Tuesday, November 21, 2017
(Second) Federal District Judge Enjoins Transgender Military Ban
In his opinion in Stone v. Trump, United States District Judge Marvin Garvis of the District of Maryland isued a preliminary injunction against the United States military's ban on transgender troops and resources for "sex-reassignment" medical procedures.
Recall that after several tweets this past July (which Judge Garvis embeds in the opinion), President Trump issued a Memorandum for the Secretary of Defense and Secretary of Homeland Security through the Office of the Press Secretary directing the halt of accession of transgender individuals into the military and the halt of all resources "to fund sex-reassignment surgical procedures for military personnel, except to the extent necessary to protect the health of an individual who has already begun a course of treatment to reassign his or her sex."
Recall also that last month in Doe v. Trump, United States District Judge for the District of Columbia Colleen Kollar-Kotelly partially enjoined the president's actions denying the motion for preliminary injunction regarding the Sex Reassignment Directive based on a lack of standing and granting the motion for preliminary injunction regarding the Accession and Retention Directives.
Judge Garvis has ordered a complete preliminary injunction. Unlike Judge Kollar-Kotelly in Doe, Judge Garvis found that several plaintiffs in Stone had standing regarding the Sex Reassignment Directive which takes effect March 23. Specifically, Judge Garvis found that it highly unlikely that plaintiffs Stone and Cole would be able to complete their medical plan before that date and that it was "at the very least plausible" that any policy exceptions would be applied to their scheduled post-March-23rd surgeries.
As for the merits, and the likelihood of success, Judge Garvis agreed with Doe. Judge Garvis discussed the Fifth Amendment protection of equal protection as applied to the military and found reason not to apply military deference, specifically mentioning the presidential tweets:
There is no doubt that the Directives in the President’s Memorandum set apart transgender service members to be treated differently from all other military service members.

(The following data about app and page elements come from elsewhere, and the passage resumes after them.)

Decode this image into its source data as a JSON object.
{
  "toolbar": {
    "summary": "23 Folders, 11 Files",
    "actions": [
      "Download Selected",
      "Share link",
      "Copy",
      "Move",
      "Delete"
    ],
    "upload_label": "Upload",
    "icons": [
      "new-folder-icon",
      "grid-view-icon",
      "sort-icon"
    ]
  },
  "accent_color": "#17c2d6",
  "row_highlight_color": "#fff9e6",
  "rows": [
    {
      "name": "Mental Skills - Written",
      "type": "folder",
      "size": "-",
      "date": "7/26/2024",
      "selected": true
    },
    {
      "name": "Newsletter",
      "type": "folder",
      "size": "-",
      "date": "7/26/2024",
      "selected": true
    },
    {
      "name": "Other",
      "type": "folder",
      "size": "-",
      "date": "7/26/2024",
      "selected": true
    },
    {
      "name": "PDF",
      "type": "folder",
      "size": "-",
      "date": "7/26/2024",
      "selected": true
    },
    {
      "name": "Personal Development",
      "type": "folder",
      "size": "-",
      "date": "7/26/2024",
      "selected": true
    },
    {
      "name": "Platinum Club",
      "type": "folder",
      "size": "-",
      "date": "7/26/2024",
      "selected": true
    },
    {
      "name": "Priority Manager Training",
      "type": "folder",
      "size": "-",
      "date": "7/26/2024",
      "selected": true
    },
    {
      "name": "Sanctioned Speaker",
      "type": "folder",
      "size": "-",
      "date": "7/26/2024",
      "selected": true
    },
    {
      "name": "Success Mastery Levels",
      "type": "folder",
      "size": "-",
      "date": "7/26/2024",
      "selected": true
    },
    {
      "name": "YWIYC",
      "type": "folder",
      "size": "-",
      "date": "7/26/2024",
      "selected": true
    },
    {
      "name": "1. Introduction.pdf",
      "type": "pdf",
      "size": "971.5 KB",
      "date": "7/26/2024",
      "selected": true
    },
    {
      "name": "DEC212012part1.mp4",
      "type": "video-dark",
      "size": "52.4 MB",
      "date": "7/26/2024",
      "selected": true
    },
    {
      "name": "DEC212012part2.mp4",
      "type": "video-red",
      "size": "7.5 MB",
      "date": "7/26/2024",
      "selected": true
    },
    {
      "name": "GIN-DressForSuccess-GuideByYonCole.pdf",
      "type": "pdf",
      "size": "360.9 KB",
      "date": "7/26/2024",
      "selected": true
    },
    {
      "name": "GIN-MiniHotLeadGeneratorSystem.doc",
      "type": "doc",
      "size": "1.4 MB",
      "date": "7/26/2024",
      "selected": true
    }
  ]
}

Defendants argue that deference is owed to military personnel decisions and to the military’s policymaking process. The Court does not disagree. However, the Court takes note of the Amici of retired military officers and former national security officials, who state “this is not a case where deference is warranted, in light of the absence of any considered military policymaking process, and the sharp departure from decades of precedent on the approach of the U.S. military to major personnel policy changes.” President Trump’s tweets did not emerge from a policy review, nor did the Presidential Memorandum identify any policymaking process or evidence demonstrating that the revocation of transgender rights was necessary for any legitimate national interest. Based on the circumstances surrounding the President’s announcement and the departure from normal procedure, the Court agrees with the D.C. Court that there is sufficient support for Plaintiffs’ claims that “the decision to exclude transgender individuals was not driven by genuine concerns regarding military efficacy.”
Similarly and succinctly, Judge Garvis found an equal protection violation:
The Court finds persuasive the D.C. Court’s reasons for applying intermediate scrutiny: transgender individuals appear to satisfy the criteria of at least a quasi-suspect classification, and the Directives are a form of discrimination on the basis of gender. The Court also adopts the D.C. Court’s reasoning in the application of intermediate scrutiny to the Directives and finds that the Plaintiffs herein are likely to succeed on their Equal Protection claim.
However, Judge Garvis also based the equal protection violation on a finding of failure to satisfy "rational basis" (or perhaps rational basis "with bite") review:
Moreover, the Court finds that, based on the exhibits and declarations currently on the record, the Directives are unlikely to survive a rational review. The lack of any justification for the abrupt policy change, combined with the discriminatory impact to a group of our military service members who have served our country capably and honorably, cannot possibly constitute a legitimate governmental interest. See U. S. Dep’t of Agric. v. Moreno, 413 U.S. 528, 534 (1973).
Thus, the Trump Administration now has two district judge opinions to appeal should it desire to pursue its new policies limiting transgender service members.